Members of Union Lodge No. 5, 1964.
Members of Union Lodge No. 5, Dec. 16, 1964. Hamilton Photo Co. Stamford, Connecticut. Gift of George Talisse, 2015.062.6.

The hat featured here is one of many objects that will be displayed in the Scottish Rite Masonic Museum & Library’s upcoming exhibition “What’s in a Portrait?” This exhibition of paintings, prints, and photographs from the collection explores portraits and some of the signs, symbols, and objects in them that tell the viewer the subject belonged to a Masonic or fraternal group.

To keep in touch while the Scottish Rite Masonic Museum & Library is closed due to the stay-at-home advisory in Massachusetts, please join us on Facebook, and check out our virtual exhibitions and our online collections.

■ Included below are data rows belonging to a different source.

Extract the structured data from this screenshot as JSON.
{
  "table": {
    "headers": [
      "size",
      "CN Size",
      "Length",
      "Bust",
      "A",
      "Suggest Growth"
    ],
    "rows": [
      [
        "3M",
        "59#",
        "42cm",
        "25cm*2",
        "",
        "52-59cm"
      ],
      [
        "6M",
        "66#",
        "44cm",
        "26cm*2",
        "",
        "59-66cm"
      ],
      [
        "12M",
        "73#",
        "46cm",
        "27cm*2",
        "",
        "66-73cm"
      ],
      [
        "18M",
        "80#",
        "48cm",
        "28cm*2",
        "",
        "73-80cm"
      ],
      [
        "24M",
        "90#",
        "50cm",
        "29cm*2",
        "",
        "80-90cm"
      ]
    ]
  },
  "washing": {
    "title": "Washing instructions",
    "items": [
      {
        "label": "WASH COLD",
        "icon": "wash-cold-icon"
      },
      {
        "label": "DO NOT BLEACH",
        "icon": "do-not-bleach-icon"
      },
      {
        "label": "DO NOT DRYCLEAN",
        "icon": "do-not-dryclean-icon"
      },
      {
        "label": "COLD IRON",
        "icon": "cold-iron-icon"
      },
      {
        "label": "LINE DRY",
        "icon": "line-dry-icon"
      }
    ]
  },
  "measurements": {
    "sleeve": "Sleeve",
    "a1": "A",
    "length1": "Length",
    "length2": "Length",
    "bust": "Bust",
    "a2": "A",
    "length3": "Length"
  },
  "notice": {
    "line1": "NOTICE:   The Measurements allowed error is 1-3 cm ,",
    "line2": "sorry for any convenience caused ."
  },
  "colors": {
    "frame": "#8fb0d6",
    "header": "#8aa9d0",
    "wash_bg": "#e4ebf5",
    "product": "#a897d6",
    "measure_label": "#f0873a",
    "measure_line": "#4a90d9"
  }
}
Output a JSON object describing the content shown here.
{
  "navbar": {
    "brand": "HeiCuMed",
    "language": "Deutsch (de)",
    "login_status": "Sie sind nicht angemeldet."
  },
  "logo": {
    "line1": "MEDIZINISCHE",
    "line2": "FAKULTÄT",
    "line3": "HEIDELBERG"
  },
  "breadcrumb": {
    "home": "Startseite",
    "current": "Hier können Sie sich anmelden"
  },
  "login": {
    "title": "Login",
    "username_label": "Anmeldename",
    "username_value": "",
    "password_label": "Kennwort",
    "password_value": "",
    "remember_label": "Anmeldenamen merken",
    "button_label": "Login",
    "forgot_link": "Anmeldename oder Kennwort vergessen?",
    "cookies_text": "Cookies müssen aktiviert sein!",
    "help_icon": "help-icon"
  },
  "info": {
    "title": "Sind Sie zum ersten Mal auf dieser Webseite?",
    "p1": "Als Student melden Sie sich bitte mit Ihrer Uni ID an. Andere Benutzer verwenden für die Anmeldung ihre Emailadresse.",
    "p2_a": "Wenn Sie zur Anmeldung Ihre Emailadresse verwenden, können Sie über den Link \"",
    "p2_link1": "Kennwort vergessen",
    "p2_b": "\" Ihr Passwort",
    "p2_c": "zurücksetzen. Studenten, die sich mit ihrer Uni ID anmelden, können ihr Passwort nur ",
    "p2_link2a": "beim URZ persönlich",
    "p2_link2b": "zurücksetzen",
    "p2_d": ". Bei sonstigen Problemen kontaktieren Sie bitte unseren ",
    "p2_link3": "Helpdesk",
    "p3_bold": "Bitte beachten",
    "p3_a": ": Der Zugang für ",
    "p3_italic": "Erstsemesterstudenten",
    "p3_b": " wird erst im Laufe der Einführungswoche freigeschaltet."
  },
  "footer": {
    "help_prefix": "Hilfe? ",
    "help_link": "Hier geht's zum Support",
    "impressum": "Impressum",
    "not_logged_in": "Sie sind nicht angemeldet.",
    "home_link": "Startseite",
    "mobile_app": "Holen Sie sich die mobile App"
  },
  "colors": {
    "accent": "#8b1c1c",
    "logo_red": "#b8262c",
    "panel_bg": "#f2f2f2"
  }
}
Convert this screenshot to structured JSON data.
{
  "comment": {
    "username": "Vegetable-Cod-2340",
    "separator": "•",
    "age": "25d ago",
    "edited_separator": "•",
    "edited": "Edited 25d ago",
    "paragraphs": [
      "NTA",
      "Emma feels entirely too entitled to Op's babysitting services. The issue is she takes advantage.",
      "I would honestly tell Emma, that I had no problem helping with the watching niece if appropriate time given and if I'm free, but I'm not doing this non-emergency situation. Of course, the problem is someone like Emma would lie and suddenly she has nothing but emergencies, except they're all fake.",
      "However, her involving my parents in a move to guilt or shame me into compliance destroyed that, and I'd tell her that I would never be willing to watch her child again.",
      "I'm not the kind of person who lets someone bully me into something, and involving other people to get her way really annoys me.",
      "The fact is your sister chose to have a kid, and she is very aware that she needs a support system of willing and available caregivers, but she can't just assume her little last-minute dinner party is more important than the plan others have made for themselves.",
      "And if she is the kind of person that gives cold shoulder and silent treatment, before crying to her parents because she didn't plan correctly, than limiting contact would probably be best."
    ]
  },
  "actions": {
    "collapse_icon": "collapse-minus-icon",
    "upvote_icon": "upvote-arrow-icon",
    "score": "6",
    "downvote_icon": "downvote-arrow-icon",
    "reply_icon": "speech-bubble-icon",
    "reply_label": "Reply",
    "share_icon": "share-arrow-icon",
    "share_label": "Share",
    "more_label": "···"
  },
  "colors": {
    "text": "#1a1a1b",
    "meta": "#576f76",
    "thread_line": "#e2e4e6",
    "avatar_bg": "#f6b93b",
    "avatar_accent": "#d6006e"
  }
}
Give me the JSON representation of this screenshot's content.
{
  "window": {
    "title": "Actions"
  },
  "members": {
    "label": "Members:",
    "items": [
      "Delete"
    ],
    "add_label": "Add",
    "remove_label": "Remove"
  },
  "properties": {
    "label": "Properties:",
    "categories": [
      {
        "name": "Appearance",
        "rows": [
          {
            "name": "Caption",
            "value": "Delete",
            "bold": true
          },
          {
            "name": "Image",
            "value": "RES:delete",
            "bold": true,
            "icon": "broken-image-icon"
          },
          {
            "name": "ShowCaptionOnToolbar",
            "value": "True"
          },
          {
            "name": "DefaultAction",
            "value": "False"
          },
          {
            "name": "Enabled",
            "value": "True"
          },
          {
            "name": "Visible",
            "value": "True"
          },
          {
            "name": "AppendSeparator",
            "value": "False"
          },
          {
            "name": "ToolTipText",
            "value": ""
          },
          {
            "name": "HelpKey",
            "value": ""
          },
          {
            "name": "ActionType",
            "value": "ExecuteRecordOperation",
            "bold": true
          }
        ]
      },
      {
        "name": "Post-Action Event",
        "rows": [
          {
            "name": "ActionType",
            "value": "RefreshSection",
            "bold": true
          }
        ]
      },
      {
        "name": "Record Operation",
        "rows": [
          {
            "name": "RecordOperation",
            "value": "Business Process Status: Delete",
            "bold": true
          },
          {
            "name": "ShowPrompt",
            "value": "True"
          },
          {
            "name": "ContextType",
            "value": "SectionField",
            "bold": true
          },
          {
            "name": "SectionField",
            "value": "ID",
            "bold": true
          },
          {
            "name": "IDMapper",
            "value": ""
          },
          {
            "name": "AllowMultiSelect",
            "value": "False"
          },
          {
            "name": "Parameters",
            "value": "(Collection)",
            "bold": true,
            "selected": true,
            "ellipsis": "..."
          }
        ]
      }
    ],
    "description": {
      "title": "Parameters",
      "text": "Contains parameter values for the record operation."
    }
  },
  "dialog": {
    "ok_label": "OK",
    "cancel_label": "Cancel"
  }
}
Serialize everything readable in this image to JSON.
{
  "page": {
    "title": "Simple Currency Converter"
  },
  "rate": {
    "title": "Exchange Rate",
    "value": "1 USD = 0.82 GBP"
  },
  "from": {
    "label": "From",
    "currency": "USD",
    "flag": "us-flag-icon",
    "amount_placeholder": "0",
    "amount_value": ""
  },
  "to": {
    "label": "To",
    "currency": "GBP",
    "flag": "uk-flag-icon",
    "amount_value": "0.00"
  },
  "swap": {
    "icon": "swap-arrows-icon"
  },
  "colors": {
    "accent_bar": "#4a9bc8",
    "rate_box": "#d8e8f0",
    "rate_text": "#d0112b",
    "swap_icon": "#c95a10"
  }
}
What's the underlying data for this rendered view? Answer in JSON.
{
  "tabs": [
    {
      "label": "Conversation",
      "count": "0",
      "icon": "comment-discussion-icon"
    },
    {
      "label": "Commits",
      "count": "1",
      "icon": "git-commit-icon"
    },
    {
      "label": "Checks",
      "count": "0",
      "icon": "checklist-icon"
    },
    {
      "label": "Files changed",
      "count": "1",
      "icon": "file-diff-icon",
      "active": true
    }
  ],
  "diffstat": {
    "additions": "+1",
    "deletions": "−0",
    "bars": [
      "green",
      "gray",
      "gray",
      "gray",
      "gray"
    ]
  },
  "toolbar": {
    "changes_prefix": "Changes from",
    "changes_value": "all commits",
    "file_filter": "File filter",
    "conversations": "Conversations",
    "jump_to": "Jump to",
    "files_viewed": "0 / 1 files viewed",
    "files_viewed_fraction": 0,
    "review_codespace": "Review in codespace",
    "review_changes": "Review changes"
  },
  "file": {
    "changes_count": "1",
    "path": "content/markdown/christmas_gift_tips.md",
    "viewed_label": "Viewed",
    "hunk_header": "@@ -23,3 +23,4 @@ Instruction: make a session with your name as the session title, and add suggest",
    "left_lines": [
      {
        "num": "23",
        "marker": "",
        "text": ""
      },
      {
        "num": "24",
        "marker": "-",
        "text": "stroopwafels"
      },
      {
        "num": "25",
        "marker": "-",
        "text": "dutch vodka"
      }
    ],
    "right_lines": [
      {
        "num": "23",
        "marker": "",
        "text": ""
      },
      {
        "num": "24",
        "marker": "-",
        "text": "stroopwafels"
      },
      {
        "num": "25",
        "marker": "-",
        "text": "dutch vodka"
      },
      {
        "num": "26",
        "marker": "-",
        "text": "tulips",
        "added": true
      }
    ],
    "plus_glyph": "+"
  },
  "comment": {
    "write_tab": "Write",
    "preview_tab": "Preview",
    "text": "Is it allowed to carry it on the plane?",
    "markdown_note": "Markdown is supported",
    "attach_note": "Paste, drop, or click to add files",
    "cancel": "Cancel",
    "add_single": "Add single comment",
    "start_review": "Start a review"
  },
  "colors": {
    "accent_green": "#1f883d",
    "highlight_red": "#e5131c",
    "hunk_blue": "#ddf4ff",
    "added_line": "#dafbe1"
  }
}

And, as always, we welcome your observations and ideas in the comments section below.

References:

Gavin Macdonald,“How A Silk Hat Is Made.” The Harmsworth Monthly Pictorial Magazine, 1899, Vol. 2. 235-238. Retrieved from this Google Books page.


A Supreme Council, and a Nation, Mourns the Death of a President

In commemoration of President Abraham Lincoln's life and the impact that his assassination in April 1865 had upon the nation and the fraternity, the staff of the Scottish Rite Masonic Museum & Library wish to present this highlight from the collection, Supreme Council member Benjamin Dean's hand-written preamble and resolutions regarding the death of President Lincoln. This document demonstrates how, as Freemasons, one of the fraternity’s governing bodies, the Supreme Council, Northern Masonic Jurisdiction, expressed not only their sorrow for the President's death, but how the Lincoln assassination was an affront to what Freemasonry embodied.  

A2019_097_003DS1Handwritten preamble and resolution of Benjamin Dean, 1865 May 17.
 

In the Supreme Council of Sovereign Inspectors General 33º for the Northern Jurisdiction of the United States,

May 17, 1865.

Since the last annual meeting of this Supreme Council the nation has been deprived of its chief magistrate by the hand of an assassin.

It is peculiarly fit + proper that a body assembled from all the States of our Jurisdiction, and representing so largely our numerous + influencial [sic] brotherhood, a brotherhood whose ancient charges inculcate among its first duties – “to be peaceable citizens + cheerfully to conform to the laws of the country in which we reside – to avoid being concerned in plots and conspiracies against government + cheerfully to submit to the decisions of the Supreme Legislature; it is fit + proper that such an assemblage – true to its teachings – should give some expression to the family of our deceased + honored President, of our sympathy with their misfortunes, + pray for the restoration of peace to their troubled minds.

Therefore, resolved – that we deplore the untimely end of our late honored President Abraham Lincoln – cut off by horrid violence – in the midst of the high dignities imposed upon him by this people.

Resolved – that we sympathize with the nation + with his distressed family in their unparallelled [sic] affliction.

Resolved, that this expression of our sympathy be spread upon our records, + a copy thereof be sent by our Secretary General to the family of our deceased President.

Unanimously passed by the Supreme Council, Dean’s measure was only one of many tributes paid by Freemasons to the martyred President throughout the summer of 1865. And although the President was not a Freemason, in an interview in October 1860 with the American poet and Freemason Rob Morris, presidential candidate Lincoln intimated his “great respect” for the fraternity, and it was widely speculated and reported that Lincoln had only “postpone[d] his application for the honors of Masonry” until after his second term as President and the great burden of office had passed.


Captions

Handwritten preamble and resolution of Benjamin Dean, 1865 May 17. Collection of the Scottish Rite Masonic Museum and Library, SC 300.002.

References

“A Conversation with Mr. Lincoln.” Voice of Masonry and Tidings from the Craft 3, no. 6 (June 1865): 248.